Copenhagen blast suspect denies terror charges
A Chechen-born man arrested after a blast at a Copenhagen hotel last year denied terror charges Monday as his trial opened saying he was not planning an attack.
Lors Dukayev, a 25-year-old former boxer, told the Copenhagen court he came to Denmark last year as a tourist for a two-day trip and had several years ago simply "happened upon" the explosives he had brought with him from Belgium, where he is a resident.
Dukayev, who lost a leg after reportedly being struck by a landmine in Chechnya when he was 12 years old, was arrested last September 10 shortly after mistakenly setting off a small blast in the budget Joergensen hotel in the centre of the Danish capital.
He is facing charges of terrorism and illegal use of explosives and could get up to life in prison if found guilty.
Dukayev, who was the only one injured in the blast, has denied any links to terrorism but did admit to making a bomb for "self defence", according to the prosecutor..
"I put some explosive material in a metal pipe and put a detonator on it," he told the court, according Danish media, insisting though he had not received instructions on how to put together the bomb.
"I have lived in a country with war," he pointed out.
When asked what he had been doing in the lavatory of the Joergensen hotel on the day of the explosion, he explained that he had wanted to re-pack the explosives to make them safer to carry on his trip back to Belgium.
"I felt it was too dangerous to keep the way I had done it. I tried to open the box ... but (it fell down) and exploded," he said.
He vehemently rejected Monday that he had been planning to send the rigged package to the Jyllands-Posten daily, which has been the target of numerous attack plots since it first published 12 controversial cartoons of the Prophet Mohammed in 2005.
"I didn't even know that the cartoons existed," he told the court.
And while he admitted he had accessed the Jyllands-Posten website shortly before the blast, he said it was simply because he had seen a paper version of the newspaper and had wanted to check if other language versions were available online so he could check for job listings.

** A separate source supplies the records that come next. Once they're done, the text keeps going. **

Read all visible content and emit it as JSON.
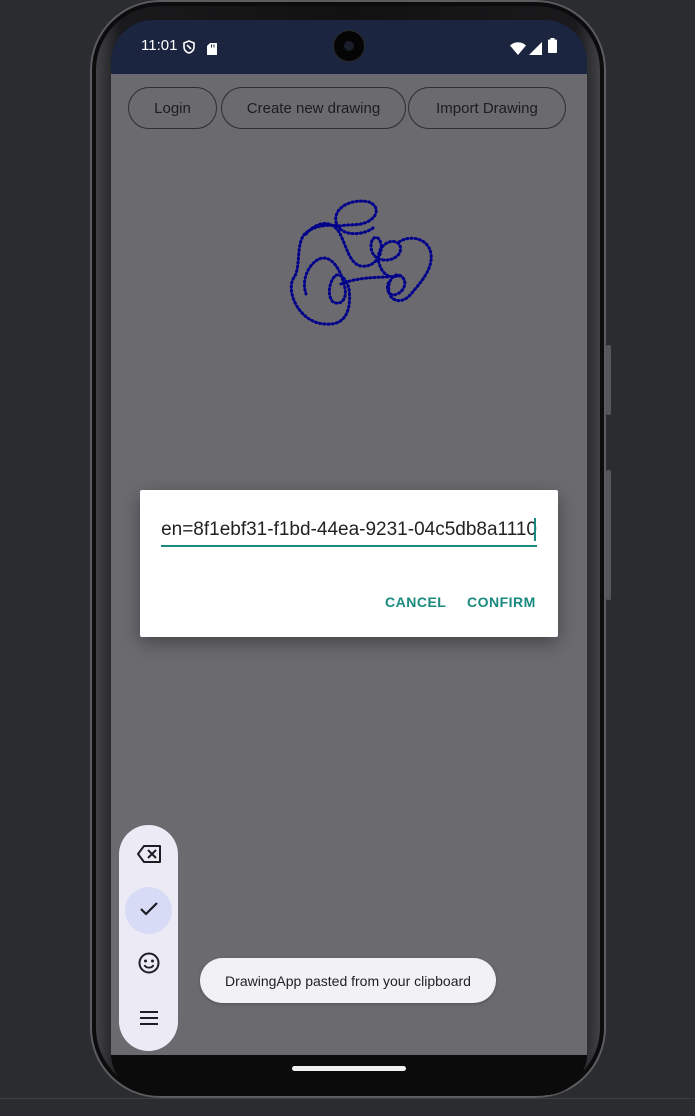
{
  "status_bar": {
    "time": "11:01",
    "icons": [
      "shield-icon",
      "sd-card-icon",
      "wifi-icon",
      "signal-icon",
      "battery-icon"
    ]
  },
  "top_buttons": {
    "login": "Login",
    "create": "Create new drawing",
    "import": "Import Drawing"
  },
  "dialog": {
    "input_value": "en=8f1ebf31-f1bd-44ea-9231-04c5db8a1110",
    "cancel": "CANCEL",
    "confirm": "CONFIRM"
  },
  "toolbar": {
    "items": [
      "backspace-icon",
      "check-icon",
      "emoji-icon",
      "menu-icon"
    ],
    "active": "check-icon"
  },
  "toast": {
    "text": "DrawingApp pasted from your clipboard"
  },
  "colors": {
    "accent": "#1a8a7e",
    "stroke": "#00008b",
    "app_background": "#6b6a6f",
    "status_bar": "#1c2540"
  }
}
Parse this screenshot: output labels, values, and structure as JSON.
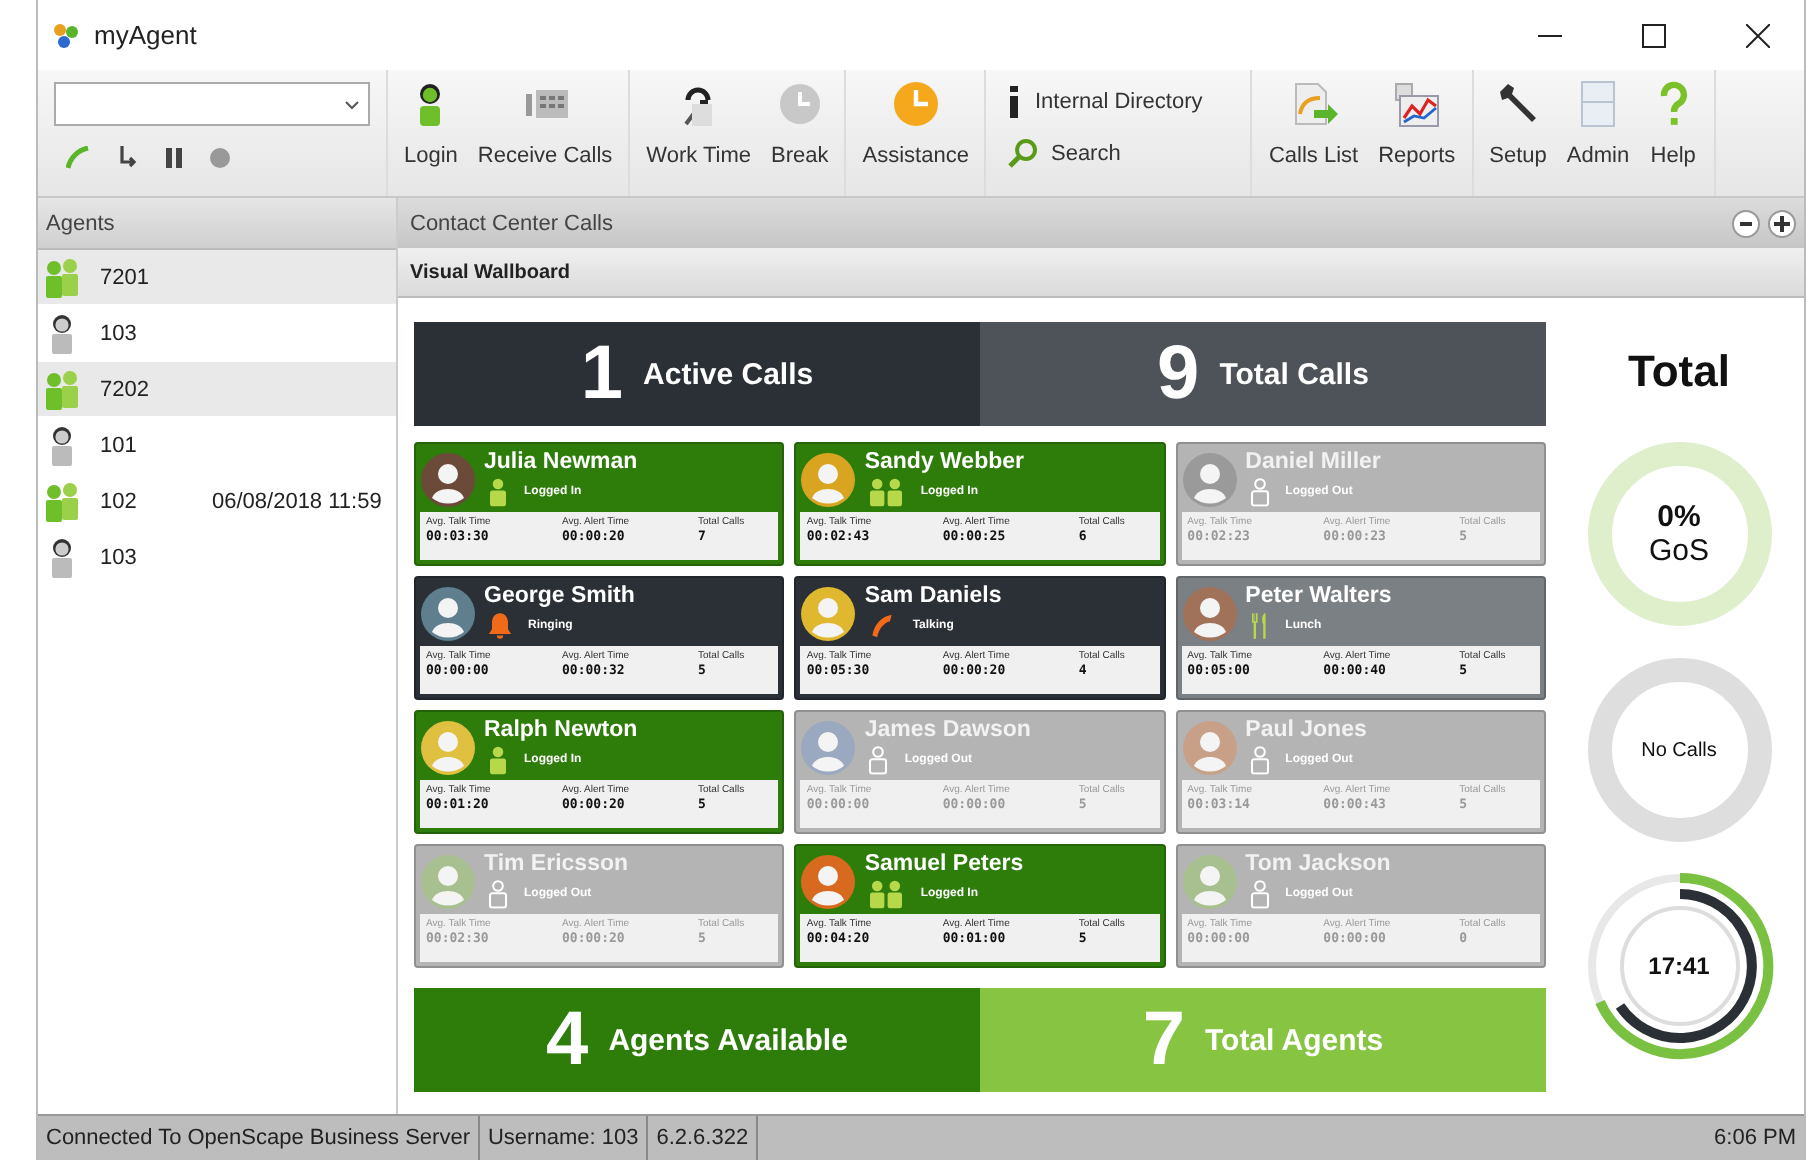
{
  "window": {
    "title": "myAgent"
  },
  "toolbar": {
    "groups": [
      [
        {
          "label": "Login"
        },
        {
          "label": "Receive Calls"
        }
      ],
      [
        {
          "label": "Work Time"
        },
        {
          "label": "Break"
        }
      ],
      [
        {
          "label": "Assistance"
        }
      ]
    ],
    "links": [
      {
        "label": "Internal Directory"
      },
      {
        "label": "Search"
      }
    ],
    "groups2": [
      [
        {
          "label": "Calls List"
        },
        {
          "label": "Reports"
        }
      ],
      [
        {
          "label": "Setup"
        },
        {
          "label": "Admin"
        },
        {
          "label": "Help"
        }
      ]
    ]
  },
  "agents": {
    "title": "Agents",
    "items": [
      {
        "number": "7201",
        "available": true,
        "selected": true
      },
      {
        "number": "103",
        "available": false,
        "selected": false
      },
      {
        "number": "7202",
        "available": true,
        "selected": true
      },
      {
        "number": "101",
        "available": false,
        "selected": false
      },
      {
        "number": "102",
        "time": "06/08/2018 11:59",
        "available": true,
        "selected": false
      },
      {
        "number": "103",
        "available": false,
        "selected": false
      }
    ]
  },
  "panel": {
    "title": "Contact Center Calls",
    "subtitle": "Visual Wallboard"
  },
  "top_stats": [
    {
      "value": "1",
      "label": "Active Calls",
      "color": "#2a3036"
    },
    {
      "value": "9",
      "label": "Total Calls",
      "color": "#4d5358"
    }
  ],
  "cards": [
    {
      "name": "Julia Newman",
      "kind": "logged-in",
      "status": {
        "kind": "person",
        "text": "Logged In"
      },
      "color": "#6b4a3a",
      "stats": [
        {
          "label": "Avg. Talk Time",
          "value": "00:03:30"
        },
        {
          "label": "Avg. Alert Time",
          "value": "00:00:20"
        },
        {
          "label": "Total Calls",
          "value": "7"
        }
      ]
    },
    {
      "name": "Sandy Webber",
      "kind": "logged-in",
      "status": {
        "kind": "pair",
        "text": "Logged In"
      },
      "color": "#d9a520",
      "stats": [
        {
          "label": "Avg. Talk Time",
          "value": "00:02:43"
        },
        {
          "label": "Avg. Alert Time",
          "value": "00:00:25"
        },
        {
          "label": "Total Calls",
          "value": "6"
        }
      ]
    },
    {
      "name": "Daniel Miller",
      "kind": "logged-out",
      "status": {
        "kind": "outline",
        "text": "Logged Out"
      },
      "color": "#9a9a9a",
      "stats": [
        {
          "label": "Avg. Talk Time",
          "value": "00:02:23"
        },
        {
          "label": "Avg. Alert Time",
          "value": "00:00:23"
        },
        {
          "label": "Total Calls",
          "value": "5"
        }
      ]
    },
    {
      "name": "George Smith",
      "kind": "ringing",
      "status": {
        "kind": "bell",
        "text": "Ringing"
      },
      "color": "#5f7f8f",
      "stats": [
        {
          "label": "Avg. Talk Time",
          "value": "00:00:00"
        },
        {
          "label": "Avg. Alert Time",
          "value": "00:00:32"
        },
        {
          "label": "Total Calls",
          "value": "5"
        }
      ]
    },
    {
      "name": "Sam Daniels",
      "kind": "talking",
      "status": {
        "kind": "handset",
        "text": "Talking"
      },
      "color": "#e0b830",
      "stats": [
        {
          "label": "Avg. Talk Time",
          "value": "00:05:30"
        },
        {
          "label": "Avg. Alert Time",
          "value": "00:00:20"
        },
        {
          "label": "Total Calls",
          "value": "4"
        }
      ]
    },
    {
      "name": "Peter Walters",
      "kind": "lunch",
      "status": {
        "kind": "cutlery",
        "text": "Lunch"
      },
      "color": "#a0725a",
      "stats": [
        {
          "label": "Avg. Talk Time",
          "value": "00:05:00"
        },
        {
          "label": "Avg. Alert Time",
          "value": "00:00:40"
        },
        {
          "label": "Total Calls",
          "value": "5"
        }
      ]
    },
    {
      "name": "Ralph Newton",
      "kind": "logged-in",
      "status": {
        "kind": "person",
        "text": "Logged In"
      },
      "color": "#e0c040",
      "stats": [
        {
          "label": "Avg. Talk Time",
          "value": "00:01:20"
        },
        {
          "label": "Avg. Alert Time",
          "value": "00:00:20"
        },
        {
          "label": "Total Calls",
          "value": "5"
        }
      ]
    },
    {
      "name": "James Dawson",
      "kind": "logged-out",
      "status": {
        "kind": "outline",
        "text": "Logged Out"
      },
      "color": "#9aa8c0",
      "stats": [
        {
          "label": "Avg. Talk Time",
          "value": "00:00:00"
        },
        {
          "label": "Avg. Alert Time",
          "value": "00:00:00"
        },
        {
          "label": "Total Calls",
          "value": "5"
        }
      ]
    },
    {
      "name": "Paul Jones",
      "kind": "logged-out",
      "status": {
        "kind": "outline",
        "text": "Logged Out"
      },
      "color": "#c8a088",
      "stats": [
        {
          "label": "Avg. Talk Time",
          "value": "00:03:14"
        },
        {
          "label": "Avg. Alert Time",
          "value": "00:00:43"
        },
        {
          "label": "Total Calls",
          "value": "5"
        }
      ]
    },
    {
      "name": "Tim Ericsson",
      "kind": "logged-out",
      "status": {
        "kind": "outline",
        "text": "Logged Out"
      },
      "color": "#a8c090",
      "stats": [
        {
          "label": "Avg. Talk Time",
          "value": "00:02:30"
        },
        {
          "label": "Avg. Alert Time",
          "value": "00:00:20"
        },
        {
          "label": "Total Calls",
          "value": "5"
        }
      ]
    },
    {
      "name": "Samuel Peters",
      "kind": "logged-in",
      "status": {
        "kind": "pair",
        "text": "Logged In"
      },
      "color": "#d86a20",
      "stats": [
        {
          "label": "Avg. Talk Time",
          "value": "00:04:20"
        },
        {
          "label": "Avg. Alert Time",
          "value": "00:01:00"
        },
        {
          "label": "Total Calls",
          "value": "5"
        }
      ]
    },
    {
      "name": "Tom Jackson",
      "kind": "logged-out",
      "status": {
        "kind": "outline",
        "text": "Logged Out"
      },
      "color": "#a8c090",
      "stats": [
        {
          "label": "Avg. Talk Time",
          "value": "00:00:00"
        },
        {
          "label": "Avg. Alert Time",
          "value": "00:00:00"
        },
        {
          "label": "Total Calls",
          "value": "0"
        }
      ]
    }
  ],
  "bottom_stats": [
    {
      "value": "4",
      "label": "Agents Available",
      "color": "#2e7d0a"
    },
    {
      "value": "7",
      "label": "Total Agents",
      "color": "#86c442"
    }
  ],
  "summary": {
    "title": "Total",
    "gos_value": "0%",
    "gos_label": "GoS",
    "no_calls": "No Calls",
    "time": "17:41"
  },
  "status_bar": {
    "connection": "Connected To OpenScape Business Server",
    "username": "Username: 103",
    "version": "6.2.6.322",
    "clock": "6:06 PM"
  }
}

"I had never heard of Jyllands-Posten before. I just entered the name of the newspaper that was on the table," he said.
The former boxer, who refused to answer questions on why he also brought a gun and 40 rounds of ammunition with him to Denmark, meanwhile explained to the court that he had removed the identification number of his prosthetic leg "because according to Islam you are not permitted to have tattoos."
The trial is set to last two weeks with a verdict expected at the end of May.
© 2011 AFP